● Exercise:
Your answer should be every line with the word "receber", copied from the data below.

--- Records supplied ---

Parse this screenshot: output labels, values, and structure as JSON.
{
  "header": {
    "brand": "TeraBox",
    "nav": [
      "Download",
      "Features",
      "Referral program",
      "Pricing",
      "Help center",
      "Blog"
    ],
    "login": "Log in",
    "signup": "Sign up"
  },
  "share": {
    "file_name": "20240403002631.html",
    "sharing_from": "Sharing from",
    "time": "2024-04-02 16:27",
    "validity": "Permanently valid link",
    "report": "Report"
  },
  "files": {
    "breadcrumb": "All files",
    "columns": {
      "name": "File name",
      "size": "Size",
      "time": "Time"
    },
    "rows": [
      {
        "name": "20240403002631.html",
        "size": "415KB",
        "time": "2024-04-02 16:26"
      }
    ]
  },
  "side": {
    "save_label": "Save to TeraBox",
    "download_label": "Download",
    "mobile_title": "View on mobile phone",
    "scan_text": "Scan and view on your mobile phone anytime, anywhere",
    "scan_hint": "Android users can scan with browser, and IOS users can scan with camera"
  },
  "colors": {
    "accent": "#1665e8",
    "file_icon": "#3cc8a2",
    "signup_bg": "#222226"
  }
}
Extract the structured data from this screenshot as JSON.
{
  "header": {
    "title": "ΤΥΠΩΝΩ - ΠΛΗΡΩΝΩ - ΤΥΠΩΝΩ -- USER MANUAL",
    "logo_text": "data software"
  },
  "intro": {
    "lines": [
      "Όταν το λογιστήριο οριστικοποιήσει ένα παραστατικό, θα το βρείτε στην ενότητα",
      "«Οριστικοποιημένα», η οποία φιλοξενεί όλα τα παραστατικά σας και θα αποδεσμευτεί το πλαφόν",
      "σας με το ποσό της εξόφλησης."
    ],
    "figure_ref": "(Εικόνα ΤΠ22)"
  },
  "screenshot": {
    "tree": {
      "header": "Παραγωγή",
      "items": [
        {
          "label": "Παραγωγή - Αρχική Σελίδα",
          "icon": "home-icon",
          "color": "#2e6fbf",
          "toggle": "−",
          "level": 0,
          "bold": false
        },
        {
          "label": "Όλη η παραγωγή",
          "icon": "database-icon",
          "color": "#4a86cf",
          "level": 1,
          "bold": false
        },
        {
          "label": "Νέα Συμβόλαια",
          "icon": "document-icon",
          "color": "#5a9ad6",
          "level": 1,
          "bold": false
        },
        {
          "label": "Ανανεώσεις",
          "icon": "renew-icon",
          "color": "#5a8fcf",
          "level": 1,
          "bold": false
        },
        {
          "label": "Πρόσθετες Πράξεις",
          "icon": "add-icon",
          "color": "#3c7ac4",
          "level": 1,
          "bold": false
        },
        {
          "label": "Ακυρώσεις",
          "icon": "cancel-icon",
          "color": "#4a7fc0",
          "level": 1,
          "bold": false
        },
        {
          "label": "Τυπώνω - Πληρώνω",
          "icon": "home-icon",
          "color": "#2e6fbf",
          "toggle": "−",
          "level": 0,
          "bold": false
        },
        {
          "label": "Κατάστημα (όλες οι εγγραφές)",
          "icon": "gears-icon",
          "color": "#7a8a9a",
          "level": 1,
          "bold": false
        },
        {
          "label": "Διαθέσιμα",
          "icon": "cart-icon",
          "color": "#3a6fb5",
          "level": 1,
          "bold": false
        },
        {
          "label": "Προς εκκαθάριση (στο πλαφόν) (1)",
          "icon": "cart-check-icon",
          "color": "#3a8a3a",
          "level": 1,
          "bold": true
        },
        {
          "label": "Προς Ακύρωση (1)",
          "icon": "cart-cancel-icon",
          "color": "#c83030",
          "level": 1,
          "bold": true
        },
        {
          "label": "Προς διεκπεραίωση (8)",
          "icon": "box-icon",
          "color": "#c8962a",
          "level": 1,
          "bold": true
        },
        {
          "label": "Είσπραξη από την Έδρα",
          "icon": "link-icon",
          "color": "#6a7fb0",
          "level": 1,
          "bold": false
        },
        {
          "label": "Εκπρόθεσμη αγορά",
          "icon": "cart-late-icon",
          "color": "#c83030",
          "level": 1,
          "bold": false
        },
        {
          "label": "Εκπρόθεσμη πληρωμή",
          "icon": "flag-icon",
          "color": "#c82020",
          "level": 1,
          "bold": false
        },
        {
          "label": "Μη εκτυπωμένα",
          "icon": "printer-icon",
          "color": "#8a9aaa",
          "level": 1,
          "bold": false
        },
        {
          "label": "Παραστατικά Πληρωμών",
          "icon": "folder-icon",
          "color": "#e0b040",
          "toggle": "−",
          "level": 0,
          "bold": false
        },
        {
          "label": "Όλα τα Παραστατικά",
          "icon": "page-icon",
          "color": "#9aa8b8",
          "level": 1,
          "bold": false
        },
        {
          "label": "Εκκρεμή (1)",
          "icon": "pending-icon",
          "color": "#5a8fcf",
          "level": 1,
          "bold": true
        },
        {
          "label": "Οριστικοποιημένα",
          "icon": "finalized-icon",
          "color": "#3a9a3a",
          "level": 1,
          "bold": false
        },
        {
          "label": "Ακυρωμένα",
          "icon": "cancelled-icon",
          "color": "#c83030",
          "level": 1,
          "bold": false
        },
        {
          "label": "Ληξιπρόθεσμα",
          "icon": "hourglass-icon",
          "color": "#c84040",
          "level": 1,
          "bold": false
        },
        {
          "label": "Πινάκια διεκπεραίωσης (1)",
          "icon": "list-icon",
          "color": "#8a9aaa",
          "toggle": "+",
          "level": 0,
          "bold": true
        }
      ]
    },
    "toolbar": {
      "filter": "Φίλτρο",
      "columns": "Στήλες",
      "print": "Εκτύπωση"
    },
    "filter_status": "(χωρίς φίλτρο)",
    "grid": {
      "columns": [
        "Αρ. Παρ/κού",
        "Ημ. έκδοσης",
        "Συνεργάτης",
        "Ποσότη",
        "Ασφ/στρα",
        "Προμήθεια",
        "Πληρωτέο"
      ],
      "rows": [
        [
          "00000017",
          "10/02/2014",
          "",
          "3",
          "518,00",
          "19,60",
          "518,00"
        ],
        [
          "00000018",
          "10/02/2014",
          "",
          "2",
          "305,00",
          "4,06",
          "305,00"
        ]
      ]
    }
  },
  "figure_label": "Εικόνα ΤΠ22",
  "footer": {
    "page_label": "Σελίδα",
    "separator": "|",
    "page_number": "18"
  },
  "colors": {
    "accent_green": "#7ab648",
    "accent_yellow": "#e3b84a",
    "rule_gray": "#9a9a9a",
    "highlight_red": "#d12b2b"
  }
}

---
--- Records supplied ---

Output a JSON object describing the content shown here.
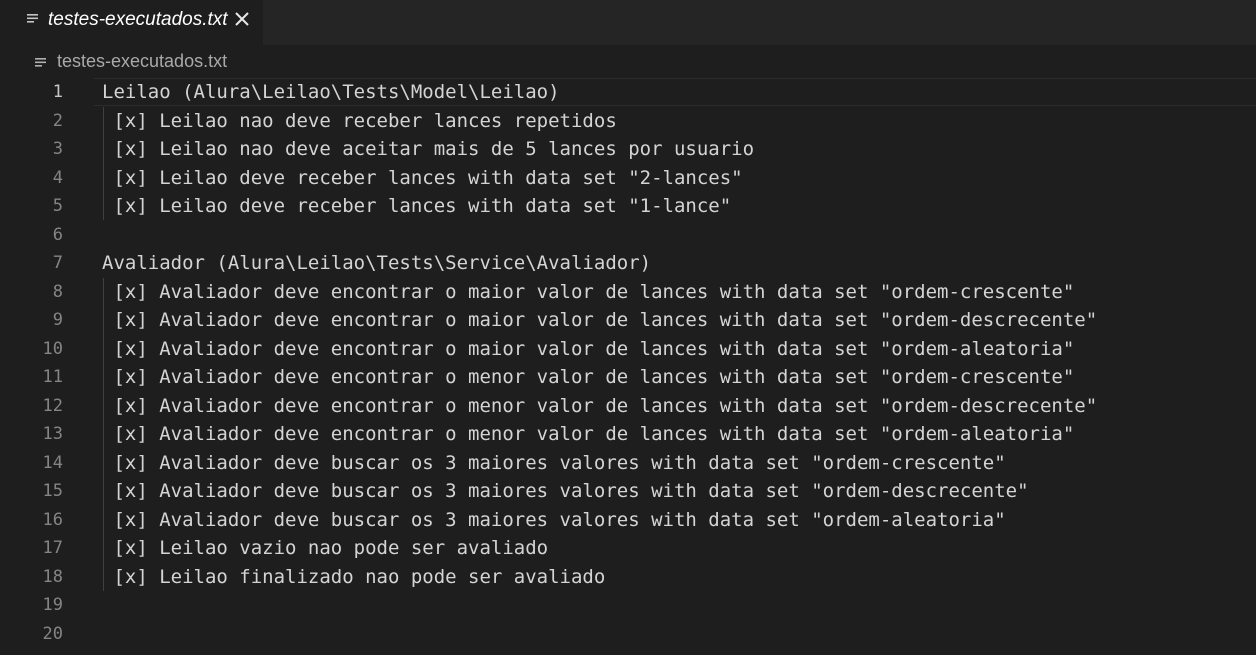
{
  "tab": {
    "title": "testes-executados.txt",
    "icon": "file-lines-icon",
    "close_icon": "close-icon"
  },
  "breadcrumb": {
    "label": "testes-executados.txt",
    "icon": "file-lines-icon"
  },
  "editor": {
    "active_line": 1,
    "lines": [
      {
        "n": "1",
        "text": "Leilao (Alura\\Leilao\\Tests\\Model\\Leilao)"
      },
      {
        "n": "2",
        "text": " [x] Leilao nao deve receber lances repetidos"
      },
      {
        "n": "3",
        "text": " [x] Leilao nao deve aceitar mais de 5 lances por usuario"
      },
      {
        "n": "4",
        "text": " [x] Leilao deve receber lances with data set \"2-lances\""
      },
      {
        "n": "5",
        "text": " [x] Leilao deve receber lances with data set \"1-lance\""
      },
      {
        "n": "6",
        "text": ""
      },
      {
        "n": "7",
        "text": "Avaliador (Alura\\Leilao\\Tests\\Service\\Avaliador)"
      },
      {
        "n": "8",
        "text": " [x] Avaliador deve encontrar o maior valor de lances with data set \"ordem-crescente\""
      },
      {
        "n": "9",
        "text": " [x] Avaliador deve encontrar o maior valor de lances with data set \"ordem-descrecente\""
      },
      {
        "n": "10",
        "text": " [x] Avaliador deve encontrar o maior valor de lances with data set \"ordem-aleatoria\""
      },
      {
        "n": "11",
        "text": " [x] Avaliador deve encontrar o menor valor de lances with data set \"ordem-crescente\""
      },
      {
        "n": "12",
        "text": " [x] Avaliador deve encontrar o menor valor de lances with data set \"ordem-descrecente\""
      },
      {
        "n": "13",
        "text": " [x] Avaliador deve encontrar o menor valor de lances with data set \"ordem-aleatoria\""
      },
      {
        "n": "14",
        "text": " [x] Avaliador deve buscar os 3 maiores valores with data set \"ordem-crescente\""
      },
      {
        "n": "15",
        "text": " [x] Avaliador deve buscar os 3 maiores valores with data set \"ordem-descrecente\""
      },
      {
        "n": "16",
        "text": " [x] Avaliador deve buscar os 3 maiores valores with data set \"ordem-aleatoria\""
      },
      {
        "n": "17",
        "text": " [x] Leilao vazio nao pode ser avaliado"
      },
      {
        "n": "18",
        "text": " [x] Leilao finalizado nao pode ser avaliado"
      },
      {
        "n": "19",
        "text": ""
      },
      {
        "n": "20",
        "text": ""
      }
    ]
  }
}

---
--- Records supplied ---

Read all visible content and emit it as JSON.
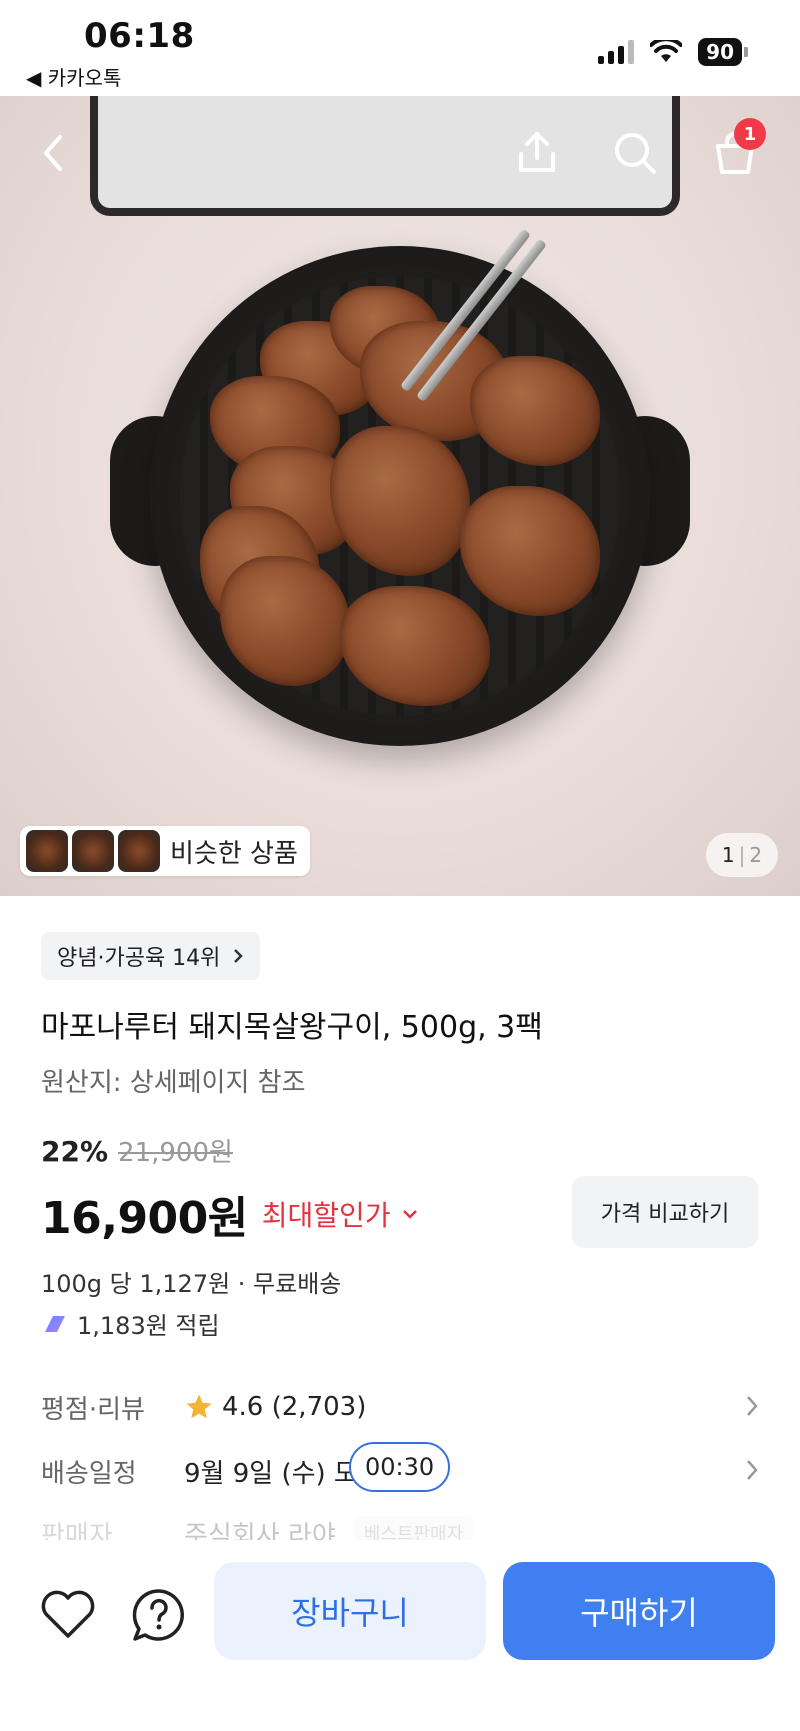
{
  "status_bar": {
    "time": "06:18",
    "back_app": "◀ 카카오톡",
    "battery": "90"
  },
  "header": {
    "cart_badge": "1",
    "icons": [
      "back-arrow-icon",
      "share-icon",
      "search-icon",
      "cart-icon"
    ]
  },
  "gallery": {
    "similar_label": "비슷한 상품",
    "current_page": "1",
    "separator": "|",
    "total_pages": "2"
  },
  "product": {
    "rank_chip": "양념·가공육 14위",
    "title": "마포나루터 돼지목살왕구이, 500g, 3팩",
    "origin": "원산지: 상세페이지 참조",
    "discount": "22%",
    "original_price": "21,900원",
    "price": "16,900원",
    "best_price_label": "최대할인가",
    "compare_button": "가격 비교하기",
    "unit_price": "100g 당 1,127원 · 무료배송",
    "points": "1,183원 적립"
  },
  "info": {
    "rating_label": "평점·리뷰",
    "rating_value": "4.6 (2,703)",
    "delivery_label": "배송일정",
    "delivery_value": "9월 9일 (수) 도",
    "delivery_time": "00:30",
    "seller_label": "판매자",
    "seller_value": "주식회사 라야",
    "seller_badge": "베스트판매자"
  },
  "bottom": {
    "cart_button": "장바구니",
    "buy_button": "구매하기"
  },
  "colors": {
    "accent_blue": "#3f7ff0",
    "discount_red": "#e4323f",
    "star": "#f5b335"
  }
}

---

● Answer to the problem:
        "text": " [x] Leilao nao deve receber lances repetidos"
        "text": " [x] Leilao deve receber lances with data set \"2-lances\""
        "text": " [x] Leilao deve receber lances with data set \"1-lance\""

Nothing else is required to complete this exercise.